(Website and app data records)
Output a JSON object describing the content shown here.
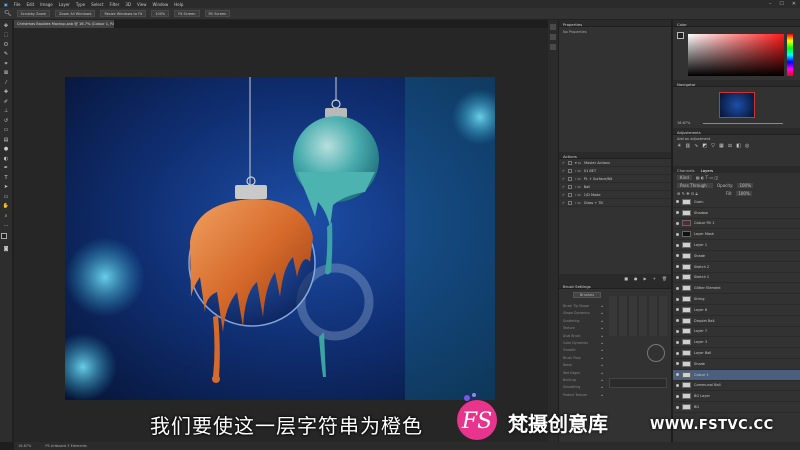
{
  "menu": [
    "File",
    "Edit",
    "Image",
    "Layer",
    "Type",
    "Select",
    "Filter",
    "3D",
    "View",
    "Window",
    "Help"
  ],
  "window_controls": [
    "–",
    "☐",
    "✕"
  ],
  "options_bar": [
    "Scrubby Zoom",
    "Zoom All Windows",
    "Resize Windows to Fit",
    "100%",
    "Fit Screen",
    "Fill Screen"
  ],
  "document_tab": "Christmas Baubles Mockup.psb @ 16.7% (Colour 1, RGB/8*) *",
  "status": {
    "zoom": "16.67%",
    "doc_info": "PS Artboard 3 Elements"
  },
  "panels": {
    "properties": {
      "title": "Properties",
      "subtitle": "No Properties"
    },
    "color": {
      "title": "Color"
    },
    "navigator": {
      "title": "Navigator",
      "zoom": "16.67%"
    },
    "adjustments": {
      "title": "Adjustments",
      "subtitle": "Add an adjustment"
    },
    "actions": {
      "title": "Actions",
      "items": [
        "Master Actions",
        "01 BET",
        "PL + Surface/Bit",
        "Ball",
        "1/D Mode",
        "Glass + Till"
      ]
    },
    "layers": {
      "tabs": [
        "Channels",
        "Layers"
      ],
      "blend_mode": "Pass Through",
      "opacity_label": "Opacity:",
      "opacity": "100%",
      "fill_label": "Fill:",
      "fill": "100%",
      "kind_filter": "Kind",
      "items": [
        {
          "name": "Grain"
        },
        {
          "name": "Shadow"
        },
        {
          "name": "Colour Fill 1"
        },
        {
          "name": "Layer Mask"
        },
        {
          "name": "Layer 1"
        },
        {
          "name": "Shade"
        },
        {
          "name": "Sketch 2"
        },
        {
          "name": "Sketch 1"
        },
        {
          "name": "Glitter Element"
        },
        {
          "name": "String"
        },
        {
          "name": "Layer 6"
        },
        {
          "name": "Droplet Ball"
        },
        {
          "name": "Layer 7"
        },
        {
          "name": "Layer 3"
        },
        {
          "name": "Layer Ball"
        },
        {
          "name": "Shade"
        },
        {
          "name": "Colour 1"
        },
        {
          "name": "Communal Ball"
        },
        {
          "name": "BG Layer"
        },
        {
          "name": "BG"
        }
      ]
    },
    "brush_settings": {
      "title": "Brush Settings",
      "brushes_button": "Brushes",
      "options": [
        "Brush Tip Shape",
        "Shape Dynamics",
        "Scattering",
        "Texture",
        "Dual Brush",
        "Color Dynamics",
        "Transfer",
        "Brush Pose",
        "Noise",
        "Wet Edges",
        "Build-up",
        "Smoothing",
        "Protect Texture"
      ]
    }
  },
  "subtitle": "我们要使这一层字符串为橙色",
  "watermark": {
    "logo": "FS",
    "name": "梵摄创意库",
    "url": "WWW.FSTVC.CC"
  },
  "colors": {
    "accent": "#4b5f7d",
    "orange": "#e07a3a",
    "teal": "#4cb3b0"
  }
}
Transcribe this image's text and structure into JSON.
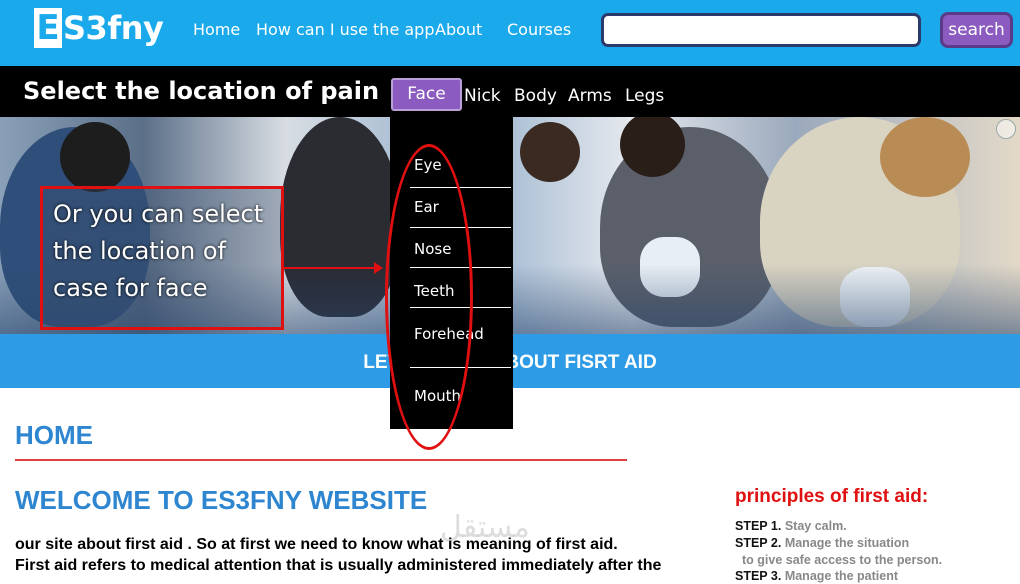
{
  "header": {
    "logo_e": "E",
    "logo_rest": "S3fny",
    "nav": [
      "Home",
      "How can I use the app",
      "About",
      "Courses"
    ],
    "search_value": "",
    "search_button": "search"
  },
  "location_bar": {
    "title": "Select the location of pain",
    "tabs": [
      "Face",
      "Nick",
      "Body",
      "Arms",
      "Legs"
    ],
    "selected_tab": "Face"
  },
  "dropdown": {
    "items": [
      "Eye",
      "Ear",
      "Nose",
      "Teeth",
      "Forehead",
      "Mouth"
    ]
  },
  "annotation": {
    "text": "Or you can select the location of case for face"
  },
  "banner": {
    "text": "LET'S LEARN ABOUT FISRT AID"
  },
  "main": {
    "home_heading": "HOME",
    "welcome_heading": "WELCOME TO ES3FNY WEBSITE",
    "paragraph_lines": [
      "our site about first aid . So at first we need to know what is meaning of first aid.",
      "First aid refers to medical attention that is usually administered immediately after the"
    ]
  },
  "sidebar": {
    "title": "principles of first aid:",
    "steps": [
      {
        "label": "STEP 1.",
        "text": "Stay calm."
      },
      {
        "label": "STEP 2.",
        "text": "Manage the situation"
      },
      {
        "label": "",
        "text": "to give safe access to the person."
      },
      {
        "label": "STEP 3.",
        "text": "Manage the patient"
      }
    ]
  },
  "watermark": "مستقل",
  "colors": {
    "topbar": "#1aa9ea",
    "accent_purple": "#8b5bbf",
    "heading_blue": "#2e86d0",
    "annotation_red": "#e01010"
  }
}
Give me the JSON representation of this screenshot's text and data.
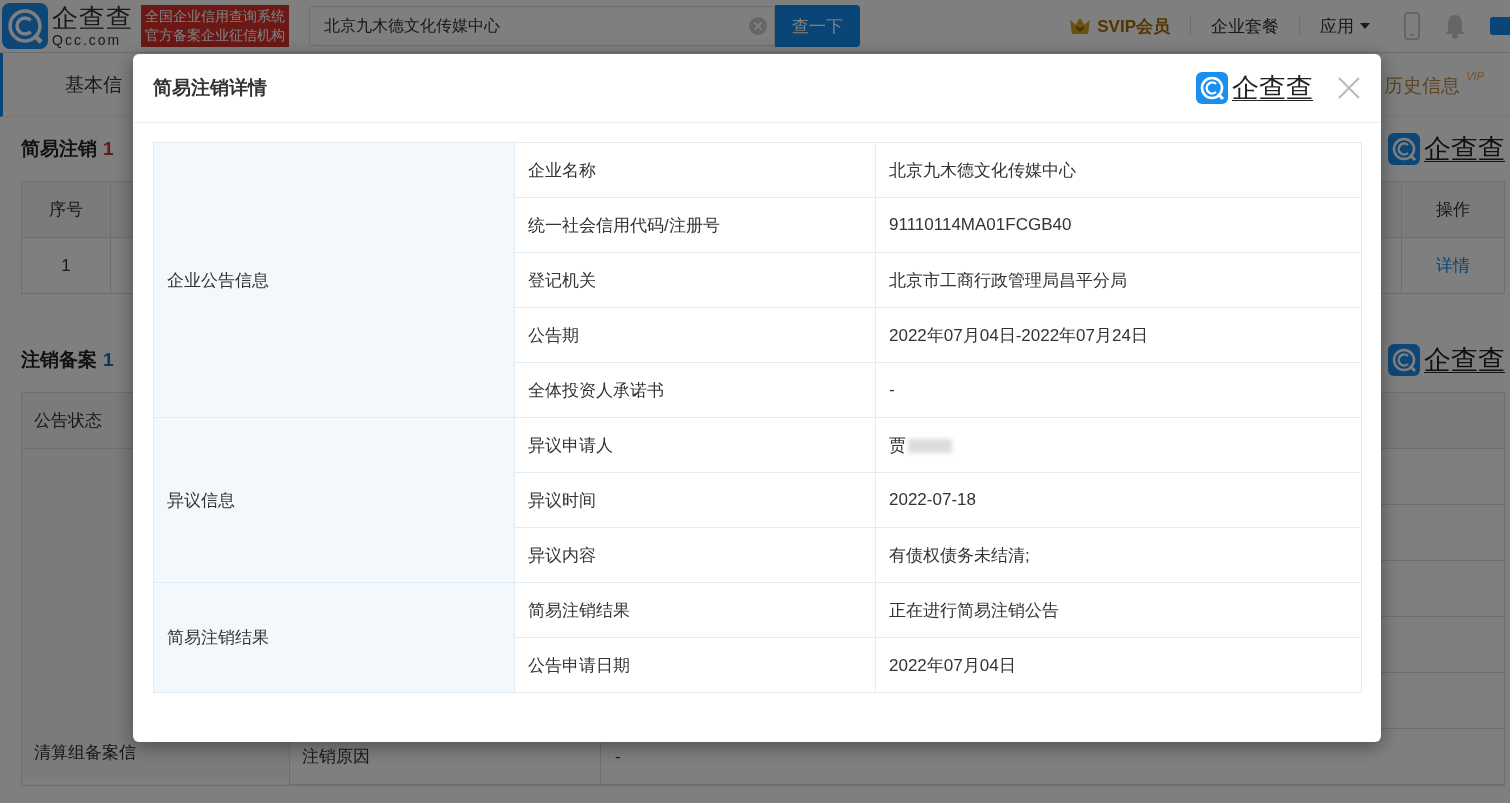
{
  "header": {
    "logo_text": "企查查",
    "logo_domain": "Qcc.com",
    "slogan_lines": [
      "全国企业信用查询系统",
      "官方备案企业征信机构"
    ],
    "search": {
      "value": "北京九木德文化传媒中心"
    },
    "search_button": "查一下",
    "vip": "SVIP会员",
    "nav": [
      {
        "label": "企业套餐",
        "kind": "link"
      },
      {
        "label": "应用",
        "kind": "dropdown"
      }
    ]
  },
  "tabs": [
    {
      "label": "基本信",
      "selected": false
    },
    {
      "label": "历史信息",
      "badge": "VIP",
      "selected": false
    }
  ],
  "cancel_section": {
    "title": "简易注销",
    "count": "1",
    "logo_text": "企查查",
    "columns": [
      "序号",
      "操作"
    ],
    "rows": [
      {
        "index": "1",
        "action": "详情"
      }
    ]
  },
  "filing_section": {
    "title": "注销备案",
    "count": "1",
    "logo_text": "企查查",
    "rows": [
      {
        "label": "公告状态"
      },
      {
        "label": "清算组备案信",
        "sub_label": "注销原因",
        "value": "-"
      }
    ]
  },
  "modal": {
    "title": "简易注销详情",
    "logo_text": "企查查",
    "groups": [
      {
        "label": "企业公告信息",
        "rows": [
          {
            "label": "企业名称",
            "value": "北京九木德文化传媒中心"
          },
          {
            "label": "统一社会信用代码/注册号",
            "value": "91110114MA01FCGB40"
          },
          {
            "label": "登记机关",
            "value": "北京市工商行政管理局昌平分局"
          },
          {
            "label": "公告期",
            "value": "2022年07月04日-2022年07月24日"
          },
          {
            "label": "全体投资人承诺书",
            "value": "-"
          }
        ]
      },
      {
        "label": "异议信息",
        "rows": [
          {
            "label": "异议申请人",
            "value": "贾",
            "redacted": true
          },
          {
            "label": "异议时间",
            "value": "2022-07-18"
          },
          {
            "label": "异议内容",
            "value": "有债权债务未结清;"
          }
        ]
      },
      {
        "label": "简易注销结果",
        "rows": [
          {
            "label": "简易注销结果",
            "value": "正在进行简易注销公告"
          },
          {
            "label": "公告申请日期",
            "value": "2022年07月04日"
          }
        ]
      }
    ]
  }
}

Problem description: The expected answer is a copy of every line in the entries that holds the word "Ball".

Task output:
        "Ball",
          "name": "Droplet Ball"
          "name": "Layer Ball"
          "name": "Communal Ball"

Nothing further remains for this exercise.